◆ YOUR INSTRUCTIONS:
Report each line of the data that includes the word "mask".

◆ DATA SHOWN:

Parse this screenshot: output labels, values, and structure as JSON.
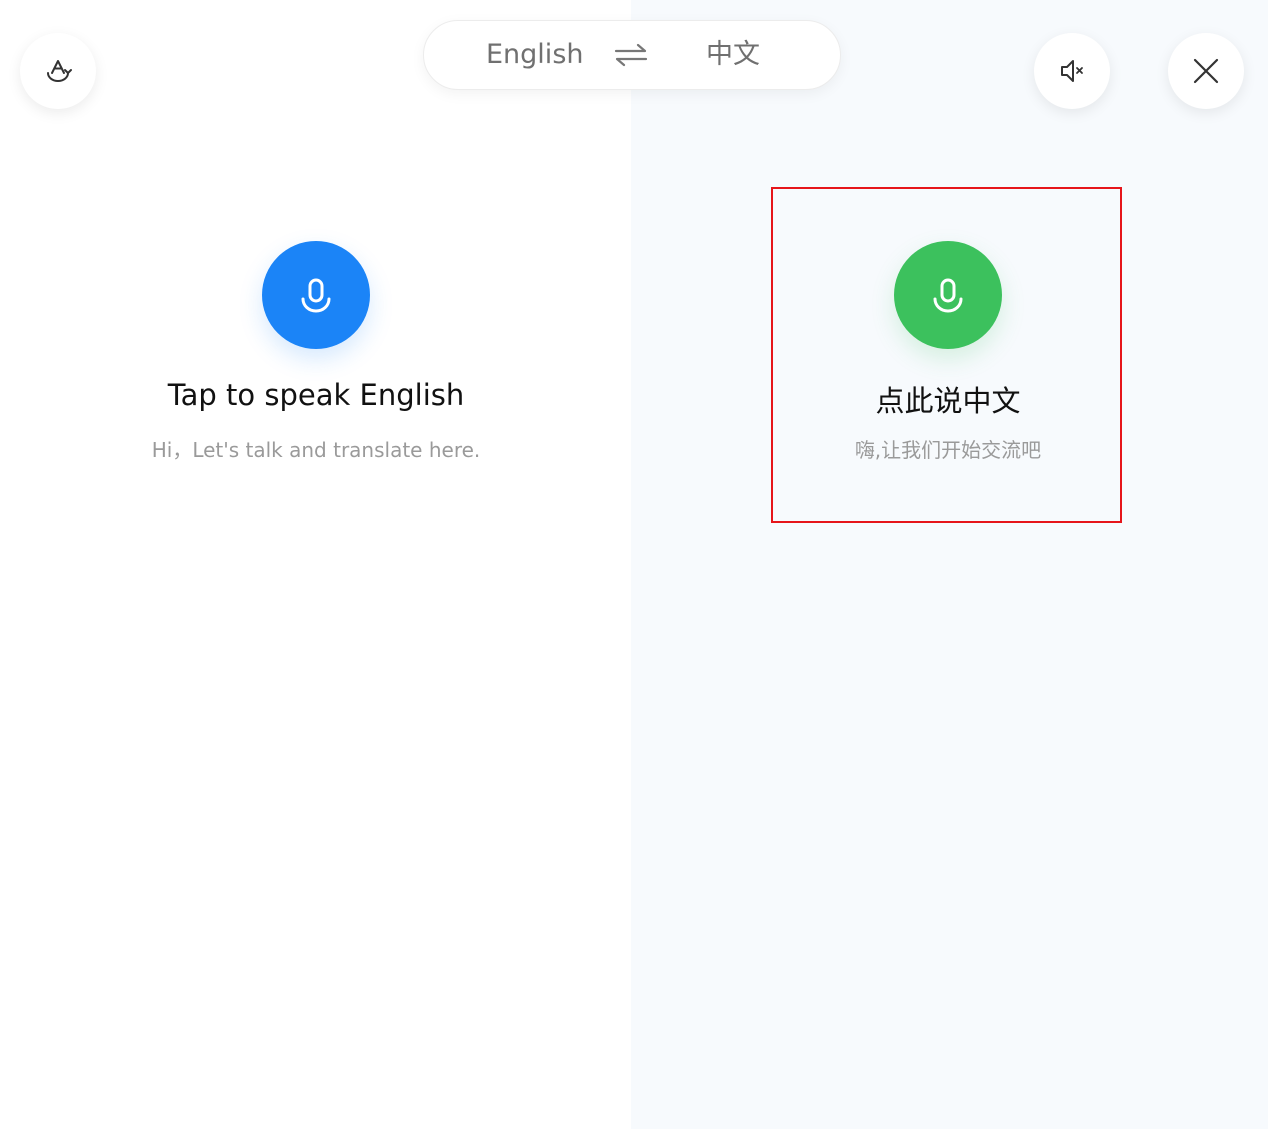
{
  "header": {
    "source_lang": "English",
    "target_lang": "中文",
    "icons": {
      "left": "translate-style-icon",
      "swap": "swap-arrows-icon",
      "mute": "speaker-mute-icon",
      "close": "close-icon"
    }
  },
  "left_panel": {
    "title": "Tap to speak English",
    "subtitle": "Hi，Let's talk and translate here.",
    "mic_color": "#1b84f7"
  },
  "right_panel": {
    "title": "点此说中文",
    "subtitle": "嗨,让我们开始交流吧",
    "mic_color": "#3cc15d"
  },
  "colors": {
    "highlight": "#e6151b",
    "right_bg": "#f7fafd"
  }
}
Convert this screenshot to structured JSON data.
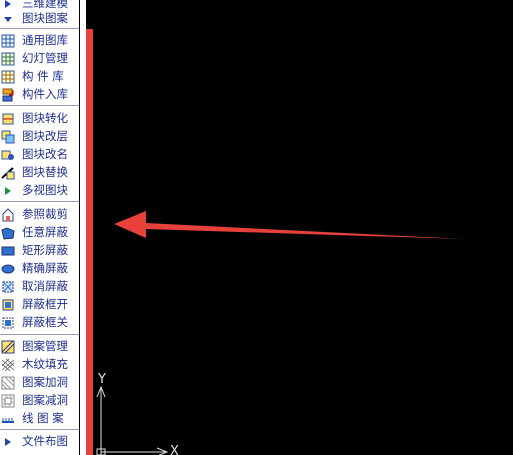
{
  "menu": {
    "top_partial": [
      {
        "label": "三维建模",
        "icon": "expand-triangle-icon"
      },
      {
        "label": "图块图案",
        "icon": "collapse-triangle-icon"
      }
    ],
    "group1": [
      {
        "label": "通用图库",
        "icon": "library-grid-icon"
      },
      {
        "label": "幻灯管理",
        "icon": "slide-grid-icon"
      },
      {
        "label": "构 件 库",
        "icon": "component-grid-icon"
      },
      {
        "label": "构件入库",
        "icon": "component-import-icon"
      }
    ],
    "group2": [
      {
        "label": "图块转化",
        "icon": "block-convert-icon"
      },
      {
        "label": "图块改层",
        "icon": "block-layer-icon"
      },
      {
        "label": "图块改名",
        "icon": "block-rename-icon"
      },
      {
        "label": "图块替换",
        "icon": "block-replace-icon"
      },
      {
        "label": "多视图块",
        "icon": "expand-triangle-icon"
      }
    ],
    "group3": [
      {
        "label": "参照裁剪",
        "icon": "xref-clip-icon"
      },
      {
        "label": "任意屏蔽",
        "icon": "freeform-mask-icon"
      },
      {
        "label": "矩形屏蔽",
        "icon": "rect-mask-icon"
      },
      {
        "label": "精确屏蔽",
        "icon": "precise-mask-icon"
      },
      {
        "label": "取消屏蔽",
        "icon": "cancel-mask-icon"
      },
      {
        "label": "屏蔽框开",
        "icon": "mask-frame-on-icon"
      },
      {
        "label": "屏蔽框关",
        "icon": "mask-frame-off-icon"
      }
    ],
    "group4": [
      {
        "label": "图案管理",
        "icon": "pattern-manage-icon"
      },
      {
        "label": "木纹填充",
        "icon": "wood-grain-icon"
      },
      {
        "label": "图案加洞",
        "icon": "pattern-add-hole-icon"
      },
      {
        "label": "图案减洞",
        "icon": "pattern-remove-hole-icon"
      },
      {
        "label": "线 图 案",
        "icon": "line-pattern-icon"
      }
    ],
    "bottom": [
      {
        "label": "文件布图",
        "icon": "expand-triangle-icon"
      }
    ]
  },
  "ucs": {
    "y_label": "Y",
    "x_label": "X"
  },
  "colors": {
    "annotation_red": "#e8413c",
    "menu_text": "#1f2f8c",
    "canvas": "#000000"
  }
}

◆ RESULT:
        "icon": "freeform-mask-icon"
        "icon": "rect-mask-icon"
        "icon": "precise-mask-icon"
        "icon": "cancel-mask-icon"
        "icon": "mask-frame-on-icon"
        "icon": "mask-frame-off-icon"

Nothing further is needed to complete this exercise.